A view of Aberdeen Bay Windfarm, a major offshore windfarm project off the coast of Aberdeen, from The Marine Laboratories, Scottish Government in Aberdeen.
The root cause of the conundrum is human nature itself. A post-carbon culture will be unlike the one we have today. It will require a global cultural shift in our value-systems and ambitions to build a sustainable future block-by-block. Then again, transitions are also a matter of social and economic justice. Poor and vulnerable communities across the world are at the frontline of climate change and are the most affected by its consequences. So addressing the climate challenge is also about rebuilding structures and systems to ensure that there is sustainable prosperity, economic health and economic growth for all. The transformation to a low carbon economy must be built on a foundation that is socially just, fair and equal for all, one that secures the future and livelihoods of workers and other vulnerable communities who are involved in high carbon sectors and rely on fossil fuel industries for work.
End of Part I
This is the first blog of a three part series. Read Part II and Part III.
All photo copyright: Sonia Mehra Chawla.
Sonia Mehra Chawla is a contemporary Indian artist and researcher. She completed a Master’s Degree in Fine Arts from College of Art, New Delhi in 2004-05. Her artistic practice explores notions of selfhood, nature, ecology, and sustainability. Sonia works in a variety of media including photography, printmaking, drawing, painting and video. http://soniamehrachawla.in
On Turning Toward: ‘Critical Membrane’ by Sonia Mehra Chawla, Heather Davis looks at the work of Sonia Mehra Chawla, as part of her look into Four Figures of Climate Change, July 2017
Down To Earth, https://www.downtoearth.org.in/
‘The Great Derangement: Climate Change and the Unthinkable’, by Amitav Ghosh.
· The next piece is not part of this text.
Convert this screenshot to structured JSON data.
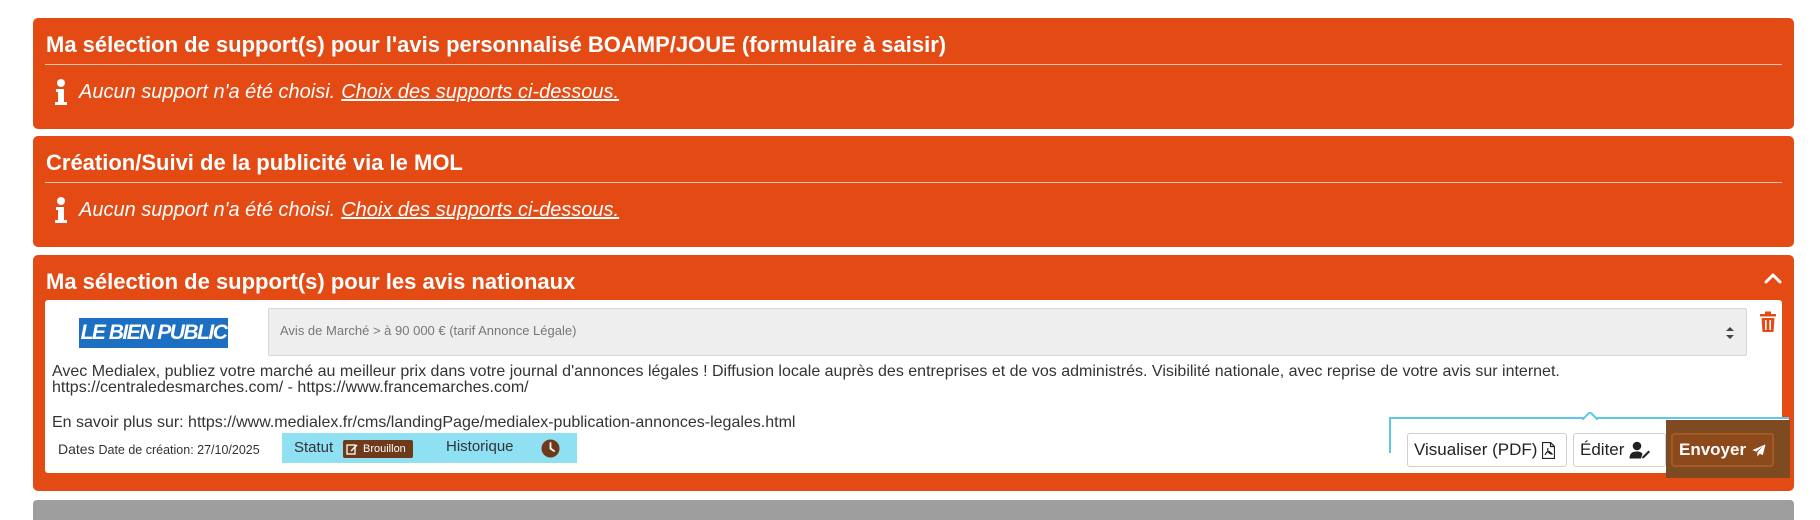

Published by Penquin India.
‘Everybody Loves a Good Drought’, by P.Sainath. Published by Penquin India.
‘Ecology without nature: rethinking environmental aesthetics’, by Timothy Morton. Published by Harvard University Press.
‘Soil, Not Oil: Environmental Justice in an age of Climate Crisis’ by Vandana Shiva. Published by Penquin Random House.
‘Water Wars’, by Vandana Shiva.
‘From Green to Evergreen Revolution: Indian Agriculture, Performance & Challenges’, by Prof. M S Swaminathan. Published by Academic Foundation.
‘In Search of Biohappiness: Biodiversity and food, Health and Livelihood security’, by Prof. M S Swaminathan. Published by World Scientific.
‘Oil Strike North Sea’, by Mike Shepherd. Published by Luath Press.
‘The Klondykers’, by Bill Mackie. Published by Birlinn, Edinburgh (2006)
‘Old Torry and Aberdeen Harbour’, by Rosie Nicol & Particia Newman. Published by Stenlake Publishing Ltd, UK.
Dr. Prof. M S Swaminathan, Prof. Colin Moffat, Dr. Leslie Mabon Sass, Alison Stuart, Erik Dalhuijsen, Nicola Gordon, Dr. James Howie, Gemma Lawrence and Dr V.Selvam.
And finally, a warm and sincere thanks to Sarah Manning Shaw, Alastair Clark, Judith Liddle and the team of Edinburgh Printmakers for their unfailing support.